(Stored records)
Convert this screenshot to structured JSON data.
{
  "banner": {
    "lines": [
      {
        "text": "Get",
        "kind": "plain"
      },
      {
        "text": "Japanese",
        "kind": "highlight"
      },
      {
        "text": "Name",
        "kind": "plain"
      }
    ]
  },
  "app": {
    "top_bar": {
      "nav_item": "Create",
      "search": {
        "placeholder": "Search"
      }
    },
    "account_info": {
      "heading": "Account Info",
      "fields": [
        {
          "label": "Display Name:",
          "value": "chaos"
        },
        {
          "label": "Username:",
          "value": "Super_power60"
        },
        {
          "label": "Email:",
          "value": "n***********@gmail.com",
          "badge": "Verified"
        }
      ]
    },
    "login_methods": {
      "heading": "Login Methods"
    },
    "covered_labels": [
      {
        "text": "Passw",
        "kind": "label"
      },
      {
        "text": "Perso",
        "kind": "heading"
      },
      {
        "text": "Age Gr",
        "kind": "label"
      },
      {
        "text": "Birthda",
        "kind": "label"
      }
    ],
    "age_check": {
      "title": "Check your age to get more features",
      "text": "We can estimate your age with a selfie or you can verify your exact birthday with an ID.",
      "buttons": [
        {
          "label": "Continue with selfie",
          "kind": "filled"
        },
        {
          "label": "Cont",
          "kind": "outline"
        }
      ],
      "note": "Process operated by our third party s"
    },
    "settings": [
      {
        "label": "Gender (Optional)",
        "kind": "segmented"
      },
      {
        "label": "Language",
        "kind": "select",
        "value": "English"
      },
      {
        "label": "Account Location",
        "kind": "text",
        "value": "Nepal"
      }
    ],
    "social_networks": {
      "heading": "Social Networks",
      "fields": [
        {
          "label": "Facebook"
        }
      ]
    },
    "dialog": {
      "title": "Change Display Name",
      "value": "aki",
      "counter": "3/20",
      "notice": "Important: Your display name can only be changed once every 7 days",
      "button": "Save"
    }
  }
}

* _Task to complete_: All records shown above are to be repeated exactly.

* _Exercise solution_:
Convert this screenshot to structured JSON data.
{
  "banner": {
    "lines": [
      {
        "text": "Get",
        "kind": "plain"
      },
      {
        "text": "Japanese",
        "kind": "highlight"
      },
      {
        "text": "Name",
        "kind": "plain"
      }
    ]
  },
  "app": {
    "top_bar": {
      "nav_item": "Create",
      "search": {
        "placeholder": "Search"
      }
    },
    "account_info": {
      "heading": "Account Info",
      "fields": [
        {
          "label": "Display Name:",
          "value": "chaos"
        },
        {
          "label": "Username:",
          "value": "Super_power60"
        },
        {
          "label": "Email:",
          "value": "n***********@gmail.com",
          "badge": "Verified"
        }
      ]
    },
    "login_methods": {
      "heading": "Login Methods"
    },
    "covered_labels": [
      {
        "text": "Passw",
        "kind": "label"
      },
      {
        "text": "Perso",
        "kind": "heading"
      },
      {
        "text": "Age Gr",
        "kind": "label"
      },
      {
        "text": "Birthda",
        "kind": "label"
      }
    ],
    "age_check": {
      "title": "Check your age to get more features",
      "text": "We can estimate your age with a selfie or you can verify your exact birthday with an ID.",
      "buttons": [
        {
          "label": "Continue with selfie",
          "kind": "filled"
        },
        {
          "label": "Cont",
          "kind": "outline"
        }
      ],
      "note": "Process operated by our third party s"
    },
    "settings": [
      {
        "label": "Gender (Optional)",
        "kind": "segmented"
      },
      {
        "label": "Language",
        "kind": "select",
        "value": "English"
      },
      {
        "label": "Account Location",
        "kind": "text",
        "value": "Nepal"
      }
    ],
    "social_networks": {
      "heading": "Social Networks",
      "fields": [
        {
          "label": "Facebook"
        }
      ]
    },
    "dialog": {
      "title": "Change Display Name",
      "value": "aki",
      "counter": "3/20",
      "notice": "Important: Your display name can only be changed once every 7 days",
      "button": "Save"
    }
  }
}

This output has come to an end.